Changes in the last 100 years.
Changes in the last 100 years. The Hindenburg Disaster. Notes:The Hindenburg disaster took place on 6 May 1937 as the German rigid airship Hindenburg caught fire and was destroyed within one minute while attempting to dock with its mooring mast at the Lakehurst Naval Air Station which is located adjacent to the Boro of Lakehurst in Manchester, New Jersey. Of the 97 people on board, 35 people died in addition to one fatality on the ground At 7:25 p.m. local time, the Hindenburg caught fire and quickly became engulfed in flames Where the fire started is controversial; several witnesses on the port side saw yellow-red flames first just forward of the top fin, around the vent of cell 4.Other witnesses on the port side noted the fire actually began just ahead of the horizontal port fin, only then followed by flames in front of the upper fin Who/what?- German rigid airship Hindenburg caught fire Why?-Most current analysis of the fire assumes ignition due to some form of electricity as the cause. However, there is still much controversy over whether the fabric skin of the airship, or rather the hydrogen used for buoyancy, was the initial fuel for the resulting fire. Where?-Lakehurst Naval Air Station which is located adjacent to the Boro of Lakehurst in Manchester, New Jersey When?-6 May 1937 at 7:25 p.m Amelia Earhart disappears. Notes:Amelia Mary Earhart born July 24, 1897

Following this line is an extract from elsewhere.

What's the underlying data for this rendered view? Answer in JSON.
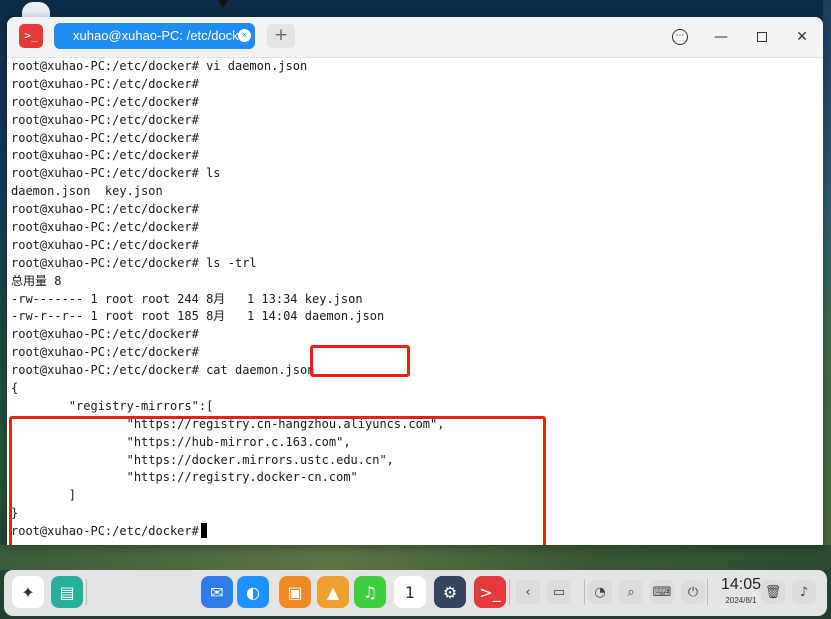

Extent of American Unity and Identity.
Emily Hannan A.P. U.S. 9/17/02 DBQ - Extent of American Unity and Identity Since early colonization the English colonies had always felt closer to England than to each other. In fact, it took a British newspaper less time to reach Savannah than a letter from Massachusetts. However, after the French and Indian War a sense of unity began to permeate through the colonies as a result of British acts. For every British action there was an American reaction, which fed the spirit of a new identity as Americans, not English colonists. The American identity was being established in the years before the revolution, but it was not the majority as some colonists stayed loyal to the King. Events such as the Albany Plan, Boston Tea Party and the First Continental Congress were the beginnings of a new nation as united Americans. These events would eventually lead up to the Revolution when American colonies would band together and establish themselves independently among the European world. As tension rose between the colonists and the French, the first attempt for colonial union took place in Albany, New York. Seven colonies met to discuss their common problems such as the Indian attacks, their colonial militias, and the colonies' boundaries. Benjamin Franklin proposed the Albany Plan that would unite the colonies under a central government with a "president general" that would